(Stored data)
===
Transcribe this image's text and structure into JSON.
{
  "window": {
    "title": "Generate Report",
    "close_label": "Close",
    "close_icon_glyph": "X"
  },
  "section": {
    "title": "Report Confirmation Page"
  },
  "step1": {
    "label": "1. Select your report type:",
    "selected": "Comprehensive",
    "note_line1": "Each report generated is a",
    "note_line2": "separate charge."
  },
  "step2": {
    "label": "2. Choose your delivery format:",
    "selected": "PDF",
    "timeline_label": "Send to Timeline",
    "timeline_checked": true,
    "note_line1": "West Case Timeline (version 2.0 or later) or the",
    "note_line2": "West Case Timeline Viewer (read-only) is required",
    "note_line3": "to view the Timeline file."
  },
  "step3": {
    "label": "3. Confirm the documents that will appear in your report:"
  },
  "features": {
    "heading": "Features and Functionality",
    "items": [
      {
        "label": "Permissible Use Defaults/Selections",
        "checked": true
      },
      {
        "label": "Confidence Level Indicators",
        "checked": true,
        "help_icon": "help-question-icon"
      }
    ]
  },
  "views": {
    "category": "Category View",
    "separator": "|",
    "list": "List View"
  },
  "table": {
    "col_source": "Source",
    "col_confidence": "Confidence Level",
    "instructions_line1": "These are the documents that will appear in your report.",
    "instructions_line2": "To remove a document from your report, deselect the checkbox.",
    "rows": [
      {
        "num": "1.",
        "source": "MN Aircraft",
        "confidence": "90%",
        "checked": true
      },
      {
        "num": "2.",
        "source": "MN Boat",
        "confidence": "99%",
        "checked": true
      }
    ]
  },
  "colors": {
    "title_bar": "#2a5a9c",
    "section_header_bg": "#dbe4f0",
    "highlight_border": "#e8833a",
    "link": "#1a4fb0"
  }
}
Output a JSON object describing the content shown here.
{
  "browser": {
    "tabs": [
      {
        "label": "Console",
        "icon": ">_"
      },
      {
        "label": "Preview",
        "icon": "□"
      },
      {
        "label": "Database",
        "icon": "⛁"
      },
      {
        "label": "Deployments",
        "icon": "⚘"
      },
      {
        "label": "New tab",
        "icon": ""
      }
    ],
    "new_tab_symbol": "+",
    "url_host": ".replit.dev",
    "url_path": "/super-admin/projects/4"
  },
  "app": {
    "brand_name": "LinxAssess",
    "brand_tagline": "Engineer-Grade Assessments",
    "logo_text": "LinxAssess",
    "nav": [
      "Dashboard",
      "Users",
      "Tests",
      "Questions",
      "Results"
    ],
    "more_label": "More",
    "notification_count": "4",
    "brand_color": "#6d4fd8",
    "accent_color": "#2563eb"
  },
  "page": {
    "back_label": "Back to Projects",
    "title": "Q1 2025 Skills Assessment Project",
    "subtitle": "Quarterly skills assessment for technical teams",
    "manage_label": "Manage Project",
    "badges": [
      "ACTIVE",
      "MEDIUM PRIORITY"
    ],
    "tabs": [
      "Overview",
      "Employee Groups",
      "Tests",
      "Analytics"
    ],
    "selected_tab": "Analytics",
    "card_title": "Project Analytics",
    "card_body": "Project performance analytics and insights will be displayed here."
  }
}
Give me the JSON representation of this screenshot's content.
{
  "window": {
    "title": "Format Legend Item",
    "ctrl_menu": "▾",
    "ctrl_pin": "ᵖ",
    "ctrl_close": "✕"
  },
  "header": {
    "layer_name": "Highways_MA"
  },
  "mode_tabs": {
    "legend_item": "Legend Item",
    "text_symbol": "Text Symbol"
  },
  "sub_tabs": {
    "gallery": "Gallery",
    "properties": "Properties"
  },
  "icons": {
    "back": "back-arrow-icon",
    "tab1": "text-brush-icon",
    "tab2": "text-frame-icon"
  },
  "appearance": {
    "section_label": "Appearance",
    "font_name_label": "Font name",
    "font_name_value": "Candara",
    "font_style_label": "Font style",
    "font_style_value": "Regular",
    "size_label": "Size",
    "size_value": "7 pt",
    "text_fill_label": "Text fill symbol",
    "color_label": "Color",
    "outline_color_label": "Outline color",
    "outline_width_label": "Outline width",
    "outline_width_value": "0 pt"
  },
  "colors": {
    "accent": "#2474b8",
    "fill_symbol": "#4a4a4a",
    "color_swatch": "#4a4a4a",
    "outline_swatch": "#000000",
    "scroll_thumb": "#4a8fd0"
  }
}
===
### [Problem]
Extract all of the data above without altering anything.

### [Solution to this problem]
Transcribe this image's text and structure into JSON.
{
  "window": {
    "title": "Generate Report",
    "close_label": "Close",
    "close_icon_glyph": "X"
  },
  "section": {
    "title": "Report Confirmation Page"
  },
  "step1": {
    "label": "1. Select your report type:",
    "selected": "Comprehensive",
    "note_line1": "Each report generated is a",
    "note_line2": "separate charge."
  },
  "step2": {
    "label": "2. Choose your delivery format:",
    "selected": "PDF",
    "timeline_label": "Send to Timeline",
    "timeline_checked": true,
    "note_line1": "West Case Timeline (version 2.0 or later) or the",
    "note_line2": "West Case Timeline Viewer (read-only) is required",
    "note_line3": "to view the Timeline file."
  },
  "step3": {
    "label": "3. Confirm the documents that will appear in your report:"
  },
  "features": {
    "heading": "Features and Functionality",
    "items": [
      {
        "label": "Permissible Use Defaults/Selections",
        "checked": true
      },
      {
        "label": "Confidence Level Indicators",
        "checked": true,
        "help_icon": "help-question-icon"
      }
    ]
  },
  "views": {
    "category": "Category View",
    "separator": "|",
    "list": "List View"
  },
  "table": {
    "col_source": "Source",
    "col_confidence": "Confidence Level",
    "instructions_line1": "These are the documents that will appear in your report.",
    "instructions_line2": "To remove a document from your report, deselect the checkbox.",
    "rows": [
      {
        "num": "1.",
        "source": "MN Aircraft",
        "confidence": "90%",
        "checked": true
      },
      {
        "num": "2.",
        "source": "MN Boat",
        "confidence": "99%",
        "checked": true
      }
    ]
  },
  "colors": {
    "title_bar": "#2a5a9c",
    "section_header_bg": "#dbe4f0",
    "highlight_border": "#e8833a",
    "link": "#1a4fb0"
  }
}
Output a JSON object describing the content shown here.
{
  "browser": {
    "tabs": [
      {
        "label": "Console",
        "icon": ">_"
      },
      {
        "label": "Preview",
        "icon": "□"
      },
      {
        "label": "Database",
        "icon": "⛁"
      },
      {
        "label": "Deployments",
        "icon": "⚘"
      },
      {
        "label": "New tab",
        "icon": ""
      }
    ],
    "new_tab_symbol": "+",
    "url_host": ".replit.dev",
    "url_path": "/super-admin/projects/4"
  },
  "app": {
    "brand_name": "LinxAssess",
    "brand_tagline": "Engineer-Grade Assessments",
    "logo_text": "LinxAssess",
    "nav": [
      "Dashboard",
      "Users",
      "Tests",
      "Questions",
      "Results"
    ],
    "more_label": "More",
    "notification_count": "4",
    "brand_color": "#6d4fd8",
    "accent_color": "#2563eb"
  },
  "page": {
    "back_label": "Back to Projects",
    "title": "Q1 2025 Skills Assessment Project",
    "subtitle": "Quarterly skills assessment for technical teams",
    "manage_label": "Manage Project",
    "badges": [
      "ACTIVE",
      "MEDIUM PRIORITY"
    ],
    "tabs": [
      "Overview",
      "Employee Groups",
      "Tests",
      "Analytics"
    ],
    "selected_tab": "Analytics",
    "card_title": "Project Analytics",
    "card_body": "Project performance analytics and insights will be displayed here."
  }
}
Give me the JSON representation of this screenshot's content.
{
  "window": {
    "title": "Format Legend Item",
    "ctrl_menu": "▾",
    "ctrl_pin": "ᵖ",
    "ctrl_close": "✕"
  },
  "header": {
    "layer_name": "Highways_MA"
  },
  "mode_tabs": {
    "legend_item": "Legend Item",
    "text_symbol": "Text Symbol"
  },
  "sub_tabs": {
    "gallery": "Gallery",
    "properties": "Properties"
  },
  "icons": {
    "back": "back-arrow-icon",
    "tab1": "text-brush-icon",
    "tab2": "text-frame-icon"
  },
  "appearance": {
    "section_label": "Appearance",
    "font_name_label": "Font name",
    "font_name_value": "Candara",
    "font_style_label": "Font style",
    "font_style_value": "Regular",
    "size_label": "Size",
    "size_value": "7 pt",
    "text_fill_label": "Text fill symbol",
    "color_label": "Color",
    "outline_color_label": "Outline color",
    "outline_width_label": "Outline width",
    "outline_width_value": "0 pt"
  },
  "colors": {
    "accent": "#2474b8",
    "fill_symbol": "#4a4a4a",
    "color_swatch": "#4a4a4a",
    "outline_swatch": "#000000",
    "scroll_thumb": "#4a8fd0"
  }
}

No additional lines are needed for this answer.